The original paper describing Patient HM is available online, and makes for fascinating reading: Scoville, W. B., Milner, B. 1957. Loss of
recent memory after bilateral hippocampal lesions. J Neurol Neurosurg Psychiatry. 1957 Feb; 20(1): 11–21. (Direct PDF)
From page 14:
This patient has even eaten luncheon in front of one of us (B.M.)
without being able to name, a mere half-hour later, a single item of
food he had eaten; in fact, he could not remember having eaten
luncheon at all. Yet to a casual observer this man seems like a
relatively normal individual, since his understanding and reasoning
On page 15, the authors describe the group of subjects with "Severe Memory Defects", which included Patient HM:
In this category are those patients who since operation appear to
forget the incidents of their daily life as fast as they occur. It is
interesting that all these patients were able to retain a three-figure
number or a pair of unrelated words for several minutes, if care was
taken not to distract them in the interval. However, they forgot the
instant attention was diverted to a new topic.
There are plenty of other interesting aspects to this paper; I high recommend it. But I don't see any reference to the "thirty seconds" which @BenCole found in Wikipedia.
A followup paper on Patient HM — also well worth reading! — actually specifies that his memory can last indefinitely, yes, as long as he wasn't distracted. See Squire, Larry R. "The legacy of patient HM for neuroscience." Neuron 61.1 (2009): 6-9.
[…] H.M. had a remarkable capacity for sustained attention, including
the ability to retain information for a period of time after it was
presented. Thus, he could carry on a conversation, and he exhibited an
intact digit span (i.e., the ability to repeat back a string of six or

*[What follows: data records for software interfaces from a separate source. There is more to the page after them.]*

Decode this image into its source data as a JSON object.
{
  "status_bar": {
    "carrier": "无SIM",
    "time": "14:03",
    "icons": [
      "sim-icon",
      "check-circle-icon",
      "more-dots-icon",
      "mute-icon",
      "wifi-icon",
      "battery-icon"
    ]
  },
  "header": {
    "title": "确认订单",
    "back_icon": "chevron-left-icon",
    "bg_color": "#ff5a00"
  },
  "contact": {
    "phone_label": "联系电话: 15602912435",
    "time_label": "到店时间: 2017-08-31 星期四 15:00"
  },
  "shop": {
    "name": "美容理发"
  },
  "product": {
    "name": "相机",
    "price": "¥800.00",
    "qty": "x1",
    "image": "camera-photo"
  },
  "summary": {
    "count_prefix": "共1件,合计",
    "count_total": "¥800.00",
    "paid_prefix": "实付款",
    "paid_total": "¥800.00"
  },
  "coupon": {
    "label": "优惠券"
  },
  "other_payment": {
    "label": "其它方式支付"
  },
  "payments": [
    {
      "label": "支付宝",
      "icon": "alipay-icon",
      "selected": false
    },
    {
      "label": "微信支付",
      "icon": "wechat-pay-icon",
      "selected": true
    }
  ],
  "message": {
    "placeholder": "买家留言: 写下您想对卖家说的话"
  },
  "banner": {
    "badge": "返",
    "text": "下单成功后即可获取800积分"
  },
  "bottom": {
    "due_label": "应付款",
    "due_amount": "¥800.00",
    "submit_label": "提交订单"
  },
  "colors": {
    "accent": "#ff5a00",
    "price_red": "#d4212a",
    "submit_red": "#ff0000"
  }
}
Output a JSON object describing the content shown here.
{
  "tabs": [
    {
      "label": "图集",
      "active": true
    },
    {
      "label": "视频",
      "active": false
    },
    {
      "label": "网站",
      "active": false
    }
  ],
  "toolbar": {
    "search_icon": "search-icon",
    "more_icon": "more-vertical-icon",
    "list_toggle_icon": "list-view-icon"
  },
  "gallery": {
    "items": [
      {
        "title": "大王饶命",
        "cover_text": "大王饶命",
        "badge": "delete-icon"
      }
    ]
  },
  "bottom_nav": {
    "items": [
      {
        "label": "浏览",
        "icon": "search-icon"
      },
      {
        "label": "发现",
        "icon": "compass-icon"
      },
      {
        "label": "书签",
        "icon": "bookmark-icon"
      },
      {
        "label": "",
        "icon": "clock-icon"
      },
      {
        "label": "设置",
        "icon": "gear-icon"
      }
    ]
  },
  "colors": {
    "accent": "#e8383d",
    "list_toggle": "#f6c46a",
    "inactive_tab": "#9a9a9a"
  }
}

seven digits). Indeed, information remained available so long as it
could be actively maintained by rehearsal. For example, H.M. could
retain a three-digit number for as long as 15 min by continuous
rehearsal, organizing the digits according to an elaborate mnemonic
scheme. Yet when his attention was diverted to a new topic, he forgot
the whole event.
What I think we can infer is that there wasn't a theoretical limit for his attention, but the practical one was pretty severe. I don't recall specific details of how long the "period of time" was, or even how or whether it was explicitly tested, but since he undoubtedly couldn't remember that it was crucial for him to remain attentive, it would have been more of a test of the researchers' ability to keep him away from distraction, not of his own competence.
A more complete history of Patient HM is available at Dossani, et al. "The legacy of Henry Molaison (1926–2008) and the impact of his bilateral mesial temporal lobe surgery on the study of human memory." World Neurosurgery 84.4 (2015): 1127-1135., but I'm afraid it isn't open access, so you'll need institutional access to ScienceDirect Journals. I found this detail quite impressive:
Gabrieli et al. tested Molaison on several aspects of semantic memory,
including understanding of the meaning, perception, and pronunciation
of words, and showed that semantic memory acquired before the
operation was normal compared with that encountered postoperatively.
Molaison's inability to collect new semantic information did not
affect his ability to carry normal conversations using the words he
knew preoperatively. Molaison continued to have a sense of humor and
understood complex sentences with ambiguous syntax. Longitudinal
studies conducted over a period of 48 years showed consistency in
scores obtained on four Wechsler subtests (Information,
Comprehension, Similarities, and Vocabulary).
But if you don't have access to that, here are links to three other public bios, found via an image search of Patient HM found in the above article: